This isn’t Microsoft’s first dance with Amazon, for one thing. Microsoft bundled Alexa with Windows 10 in 2018, and Amazon returned the favor through tie-ins like Alexa‘s Skype support. It wouldn’t be a stretch for Microsoft to ask Amazon for Android app support, then, as the two are already quite cozy.
It’s also no secret that Microsoft and Amazon have a shared enemy: Google. Both companies have strong competitive reasons to snub Google, whether it’s Microsoft’s determination to crush Chrome OS or Amazon’s desire to offer alternatives to Google Play and Google Assistant. This team-up gives Microsoft the Android support it wants in Windows and Amazon the prominence it wants, without funneling any money toward the two tech giants’ main rival.
Opinion: Android apps on Windows gives us what Google promised all along
And yes, it might have been a simple matter of money. Amazon and Google are huge corporations, but Amazon doesn’t depend nearly as much on the Appstore as Google does the Play Store. So whether or not Google was in consideration, Amazon might have offered a sweet enough (read: low enough) price that Microsoft didn’t have to think twice about who would supply Android apps to Windows users.
Bad blood with Google
As that enemy-of-my-enemy factor implies, Microsoft hasn’t exactly had a warm relationship with Google over the years. Moreover, the rivalry between Chrome OS and Windows is just the start — the two have warred over mobile operating systems, voice assistants, and search engines. Why would Microsoft tap Google for Android apps in Windows after years of feuding, especially when that feud has been particularly bitter at times?
See also: Here are all the Chromebooks that can run Android apps

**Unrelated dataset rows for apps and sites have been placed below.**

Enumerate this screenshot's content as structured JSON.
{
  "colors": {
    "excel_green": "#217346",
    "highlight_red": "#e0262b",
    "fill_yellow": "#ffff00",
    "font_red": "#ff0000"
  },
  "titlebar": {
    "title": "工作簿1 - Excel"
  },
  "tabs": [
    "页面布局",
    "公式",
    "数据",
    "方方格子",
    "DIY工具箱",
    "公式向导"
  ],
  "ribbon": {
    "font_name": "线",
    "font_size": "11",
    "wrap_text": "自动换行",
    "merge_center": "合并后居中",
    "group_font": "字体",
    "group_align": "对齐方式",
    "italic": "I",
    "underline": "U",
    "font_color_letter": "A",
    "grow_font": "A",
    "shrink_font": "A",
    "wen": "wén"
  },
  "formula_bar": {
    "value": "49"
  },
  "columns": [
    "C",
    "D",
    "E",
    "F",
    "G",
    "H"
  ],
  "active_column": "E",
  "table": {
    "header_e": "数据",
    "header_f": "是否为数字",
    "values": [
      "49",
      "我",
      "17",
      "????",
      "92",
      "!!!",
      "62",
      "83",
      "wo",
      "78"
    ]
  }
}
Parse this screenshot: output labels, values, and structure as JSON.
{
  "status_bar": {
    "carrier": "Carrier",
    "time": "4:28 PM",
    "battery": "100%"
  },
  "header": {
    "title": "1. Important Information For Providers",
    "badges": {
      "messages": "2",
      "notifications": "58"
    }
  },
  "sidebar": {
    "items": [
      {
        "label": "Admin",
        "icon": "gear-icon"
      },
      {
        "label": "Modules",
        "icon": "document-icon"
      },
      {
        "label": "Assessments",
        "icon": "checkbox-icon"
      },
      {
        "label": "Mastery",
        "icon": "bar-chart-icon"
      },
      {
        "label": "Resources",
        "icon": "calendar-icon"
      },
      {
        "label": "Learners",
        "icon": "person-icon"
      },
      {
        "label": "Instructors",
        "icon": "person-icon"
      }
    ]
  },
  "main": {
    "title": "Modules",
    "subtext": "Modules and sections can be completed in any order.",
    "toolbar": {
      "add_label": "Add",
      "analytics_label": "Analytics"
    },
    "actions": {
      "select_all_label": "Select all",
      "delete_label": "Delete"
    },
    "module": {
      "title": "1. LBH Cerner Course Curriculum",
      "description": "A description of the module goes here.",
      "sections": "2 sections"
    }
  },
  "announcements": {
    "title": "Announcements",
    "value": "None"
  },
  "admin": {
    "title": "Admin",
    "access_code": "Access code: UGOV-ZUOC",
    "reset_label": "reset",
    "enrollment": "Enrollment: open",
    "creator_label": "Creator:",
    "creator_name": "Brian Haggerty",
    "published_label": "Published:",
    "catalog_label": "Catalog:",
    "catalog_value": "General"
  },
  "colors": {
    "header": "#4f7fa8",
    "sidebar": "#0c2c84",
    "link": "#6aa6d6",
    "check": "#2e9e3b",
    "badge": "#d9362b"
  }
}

Take Windows Phone, for example. Microsoft desperately wanted a YouTube app for Windows Phone, to the point where it wrote its own client when Google wouldn’t make one voluntarily. Google quickly blocked YouTube access on the platform, and Microsoft was equally quick to accuse Google of hampering Windows Phone to give Android an unfair advantage. Microsoft likely wasn’t eager to talk to the company that might have torpedoed Windows Phone with an app, let alone the usual competitive tactics.
This isn’t to say Microsoft and Google never work together. The two have cooperated on the Chromium-based Edge browser and the pursuit of true web standards. However, Microsoft could be more than a little touchy about asking Google about Play Store integration. It might have seen the inclusion of Google’s shop as conceding defeat or at least funding a directly competitive product. Amazon gave Microsoft a way to offer what many wanted (running Android apps on a Windows PC) without the shame of giving Google what it wanted.
Google might not have been receptive
This is assuming Google was even willing to entertain the idea of putting Android apps on Windows 11. At a minimum, this would have negated one of Chrome OS’ main advantages while fuelling Windows. Google might not like that Microsoft turned to Amazon, but it can at least be happy knowing that the Appstore’s selection limits any potential advantage.
There might have been other considerations. Google might have been worried that making Android apps available through Windows would devalue Android itself by making it a seemingly disposable platform. If virtually any non-Apple device can run Android apps, what perks do you get by running a device made with Android in mind? This helps preserve some of the cachet for Android phones, Android tablets, and Chromebooks.
And yes, Google might have its pride to think about. Some might see official Android support in Windows as an act of desperation rather than power, a fear that Chrome OS might not succeed by itself in popularizing mobile apps on the desktop. On the other hand, if Google talked to Microsoft at all, it might have decided that it was better to let Chrome OS claim a smaller slice of the market than imply that the software couldn’t stand on its own merits.